Neil Diamond (Cree) is a director and writer with the First Nations independent production company Rezolution Pictures International in Montreal. Diamond’s recent award-winning documentary Reel Injun provides a lively and insightful look at the portrayal of Native Americans through a century of Hollywood film. In 2010 the film won three Gemini Awards of the Academy of Canadian Cinema and Television for Best Direction in a Documentary Program, Best Visual Research, and the Canada Award, which recognizes work that explores the racial and cultural diversity of Canada. The film was runner-up for the Donald Brittain Award for Best Social/Political Documentary Program and for Best Original Music Score. Reel Injun has won awards at numerous Canadian and international film festivals, premiering in 2009 at the Toronto International Film Festival and selected as the opening night film of the 2009 imagineNATIVE Film & Media Arts Festival. It has been released theatrically in Canada and the U.S. and has been broadcast on television, including on the PBS series Independent Lens in 2010.
Diamond has actively explored Cree culture and the impact of Hydro-Québec dams on Cree communities bordering James Bay through film and photography. He has worked closely with Cree producer, director and writer Ernest Webb. In 2009 the two co-directed the feature-length docudrama The Last Explorer, based on the life of Diamond’s uncle. Diamond’s earlier directing credits, with Webb as producer, include the award-winning documentaries Heavy Metal: A Mining Disaster in Northern Quebec and One More River, co-directed with Tracey Deer, winner of the Pierre and Yolande Perrault Award for Best Documentary Debut at the Rendez-Vous du Cinéma Québecois. Diamond's directorial debut, the 2001 film Cree Spoken Here, won the Telefilm/APTN Award for Best Aboriginal Documentary. Diamond also co-directed and co-wrote the series Dab Iyiyuu about elders and traditional knowledge, which was broadcast for three seasons on Aboriginal Peoples Television Network (APTN).

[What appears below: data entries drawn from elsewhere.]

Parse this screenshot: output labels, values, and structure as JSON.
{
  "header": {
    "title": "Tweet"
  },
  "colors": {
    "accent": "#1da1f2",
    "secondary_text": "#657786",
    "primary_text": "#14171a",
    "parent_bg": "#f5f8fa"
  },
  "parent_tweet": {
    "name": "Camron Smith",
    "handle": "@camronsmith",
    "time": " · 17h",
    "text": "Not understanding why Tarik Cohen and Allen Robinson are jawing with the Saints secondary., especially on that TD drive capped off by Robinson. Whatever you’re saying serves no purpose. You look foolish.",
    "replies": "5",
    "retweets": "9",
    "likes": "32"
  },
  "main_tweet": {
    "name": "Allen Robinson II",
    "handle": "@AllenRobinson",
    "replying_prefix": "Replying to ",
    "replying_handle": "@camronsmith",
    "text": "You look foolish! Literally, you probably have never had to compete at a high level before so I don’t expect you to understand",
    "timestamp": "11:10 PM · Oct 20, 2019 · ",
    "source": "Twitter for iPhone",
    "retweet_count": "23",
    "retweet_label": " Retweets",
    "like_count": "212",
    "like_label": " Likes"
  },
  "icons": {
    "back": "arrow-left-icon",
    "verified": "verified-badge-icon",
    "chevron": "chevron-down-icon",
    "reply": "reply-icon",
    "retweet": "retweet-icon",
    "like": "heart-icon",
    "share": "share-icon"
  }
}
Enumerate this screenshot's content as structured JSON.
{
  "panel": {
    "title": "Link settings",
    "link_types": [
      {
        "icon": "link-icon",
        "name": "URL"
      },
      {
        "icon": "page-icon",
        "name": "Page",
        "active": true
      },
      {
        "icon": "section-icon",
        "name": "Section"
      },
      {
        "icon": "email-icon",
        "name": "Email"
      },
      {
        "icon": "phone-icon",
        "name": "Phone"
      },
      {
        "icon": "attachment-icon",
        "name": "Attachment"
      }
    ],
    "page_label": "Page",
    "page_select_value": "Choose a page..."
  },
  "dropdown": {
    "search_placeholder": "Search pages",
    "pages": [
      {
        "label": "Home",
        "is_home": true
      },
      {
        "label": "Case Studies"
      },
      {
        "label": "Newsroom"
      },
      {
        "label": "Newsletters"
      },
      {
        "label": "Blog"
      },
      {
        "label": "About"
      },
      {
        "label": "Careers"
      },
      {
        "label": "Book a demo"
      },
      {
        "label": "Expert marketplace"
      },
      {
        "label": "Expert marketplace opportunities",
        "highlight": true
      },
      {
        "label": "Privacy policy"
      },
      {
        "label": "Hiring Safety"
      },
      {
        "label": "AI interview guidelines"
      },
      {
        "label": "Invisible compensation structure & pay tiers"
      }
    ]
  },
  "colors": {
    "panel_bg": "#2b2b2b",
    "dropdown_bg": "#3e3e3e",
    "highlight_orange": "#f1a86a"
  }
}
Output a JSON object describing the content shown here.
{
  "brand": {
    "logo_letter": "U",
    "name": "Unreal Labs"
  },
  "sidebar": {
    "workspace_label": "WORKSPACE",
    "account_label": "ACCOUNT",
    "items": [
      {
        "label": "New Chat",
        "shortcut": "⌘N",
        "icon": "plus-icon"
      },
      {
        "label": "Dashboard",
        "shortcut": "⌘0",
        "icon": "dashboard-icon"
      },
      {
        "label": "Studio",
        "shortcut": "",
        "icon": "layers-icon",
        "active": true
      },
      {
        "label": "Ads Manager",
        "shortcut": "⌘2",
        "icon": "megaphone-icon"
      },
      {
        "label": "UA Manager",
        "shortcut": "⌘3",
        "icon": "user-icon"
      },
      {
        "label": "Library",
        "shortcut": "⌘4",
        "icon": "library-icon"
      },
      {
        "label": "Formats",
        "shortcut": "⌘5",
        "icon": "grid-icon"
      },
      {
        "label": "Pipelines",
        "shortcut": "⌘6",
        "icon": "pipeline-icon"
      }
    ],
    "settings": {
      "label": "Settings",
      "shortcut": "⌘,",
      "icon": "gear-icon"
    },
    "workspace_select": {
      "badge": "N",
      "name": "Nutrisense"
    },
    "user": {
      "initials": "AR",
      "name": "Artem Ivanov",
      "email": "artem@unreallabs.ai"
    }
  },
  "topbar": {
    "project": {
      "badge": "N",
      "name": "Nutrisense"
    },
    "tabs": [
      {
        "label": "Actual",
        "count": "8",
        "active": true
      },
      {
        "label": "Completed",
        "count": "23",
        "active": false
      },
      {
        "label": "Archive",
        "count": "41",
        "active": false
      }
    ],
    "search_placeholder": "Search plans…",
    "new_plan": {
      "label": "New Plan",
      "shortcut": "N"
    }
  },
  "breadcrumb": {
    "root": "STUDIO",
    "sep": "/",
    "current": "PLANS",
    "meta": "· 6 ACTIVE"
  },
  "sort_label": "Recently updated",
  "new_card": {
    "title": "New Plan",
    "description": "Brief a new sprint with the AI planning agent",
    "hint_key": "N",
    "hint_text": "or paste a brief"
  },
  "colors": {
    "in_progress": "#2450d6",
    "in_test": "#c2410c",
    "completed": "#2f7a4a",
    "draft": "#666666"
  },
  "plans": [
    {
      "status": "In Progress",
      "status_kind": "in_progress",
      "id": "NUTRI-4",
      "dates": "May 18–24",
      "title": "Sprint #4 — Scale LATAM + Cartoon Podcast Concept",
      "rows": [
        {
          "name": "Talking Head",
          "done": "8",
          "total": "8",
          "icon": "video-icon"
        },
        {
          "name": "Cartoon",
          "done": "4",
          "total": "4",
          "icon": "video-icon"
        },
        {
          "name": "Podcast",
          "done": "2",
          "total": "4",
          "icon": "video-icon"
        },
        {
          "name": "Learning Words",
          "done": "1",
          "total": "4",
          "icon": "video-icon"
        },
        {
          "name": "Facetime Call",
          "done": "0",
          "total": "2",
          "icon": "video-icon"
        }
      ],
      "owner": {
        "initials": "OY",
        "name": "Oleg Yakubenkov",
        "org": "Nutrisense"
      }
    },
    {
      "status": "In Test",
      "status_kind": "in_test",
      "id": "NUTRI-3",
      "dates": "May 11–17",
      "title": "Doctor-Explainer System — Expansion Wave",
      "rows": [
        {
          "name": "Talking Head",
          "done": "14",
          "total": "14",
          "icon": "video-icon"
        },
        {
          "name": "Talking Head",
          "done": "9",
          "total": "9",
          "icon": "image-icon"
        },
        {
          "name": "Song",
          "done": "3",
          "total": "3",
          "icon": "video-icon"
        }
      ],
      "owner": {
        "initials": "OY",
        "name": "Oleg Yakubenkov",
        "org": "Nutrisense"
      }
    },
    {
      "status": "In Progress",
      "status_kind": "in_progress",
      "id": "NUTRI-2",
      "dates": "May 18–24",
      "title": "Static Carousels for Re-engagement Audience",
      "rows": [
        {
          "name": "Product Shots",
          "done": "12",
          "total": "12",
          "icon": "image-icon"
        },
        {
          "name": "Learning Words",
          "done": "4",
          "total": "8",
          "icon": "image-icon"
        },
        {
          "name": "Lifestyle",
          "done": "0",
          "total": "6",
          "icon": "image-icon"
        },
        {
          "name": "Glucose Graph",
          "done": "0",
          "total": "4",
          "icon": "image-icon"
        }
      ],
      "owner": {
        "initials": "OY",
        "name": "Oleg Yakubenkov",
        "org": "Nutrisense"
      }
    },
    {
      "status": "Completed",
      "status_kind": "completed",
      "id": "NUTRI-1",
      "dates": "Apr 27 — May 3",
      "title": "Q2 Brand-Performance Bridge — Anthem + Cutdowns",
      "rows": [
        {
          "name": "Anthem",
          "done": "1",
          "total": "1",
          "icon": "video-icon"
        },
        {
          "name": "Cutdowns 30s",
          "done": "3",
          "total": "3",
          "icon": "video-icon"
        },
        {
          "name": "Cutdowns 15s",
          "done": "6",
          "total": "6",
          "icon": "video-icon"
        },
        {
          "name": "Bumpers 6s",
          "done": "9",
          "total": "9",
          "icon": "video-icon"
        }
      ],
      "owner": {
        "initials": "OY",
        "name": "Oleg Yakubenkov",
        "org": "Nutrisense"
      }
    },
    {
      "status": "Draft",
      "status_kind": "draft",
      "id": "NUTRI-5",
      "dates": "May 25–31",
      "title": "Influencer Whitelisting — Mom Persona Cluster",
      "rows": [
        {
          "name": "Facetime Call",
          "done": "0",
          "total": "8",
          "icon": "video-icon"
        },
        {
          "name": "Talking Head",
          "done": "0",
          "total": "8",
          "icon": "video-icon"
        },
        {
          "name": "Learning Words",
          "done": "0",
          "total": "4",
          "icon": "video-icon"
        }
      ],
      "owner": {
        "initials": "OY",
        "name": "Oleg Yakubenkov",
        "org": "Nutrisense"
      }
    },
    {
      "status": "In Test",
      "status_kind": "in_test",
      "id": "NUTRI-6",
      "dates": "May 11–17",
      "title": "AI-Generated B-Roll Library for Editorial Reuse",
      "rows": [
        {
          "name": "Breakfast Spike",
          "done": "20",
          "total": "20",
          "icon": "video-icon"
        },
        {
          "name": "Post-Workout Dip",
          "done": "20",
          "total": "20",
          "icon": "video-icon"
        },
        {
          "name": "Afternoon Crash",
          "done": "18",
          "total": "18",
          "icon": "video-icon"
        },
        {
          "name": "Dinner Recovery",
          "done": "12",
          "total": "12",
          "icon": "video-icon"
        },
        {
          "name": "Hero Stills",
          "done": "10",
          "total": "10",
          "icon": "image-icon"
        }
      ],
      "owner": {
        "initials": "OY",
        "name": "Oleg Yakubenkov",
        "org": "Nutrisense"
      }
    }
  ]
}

In 1993, Diamond helped found The Nation, a northern Cree news magazine. He sits on the editorial board of The Nation, and is a director of the magazine's parent company, Beesum Communications. He was raised in Waskaganish, a Cree community on the southern end of James Bay, and lives and works in Montreal.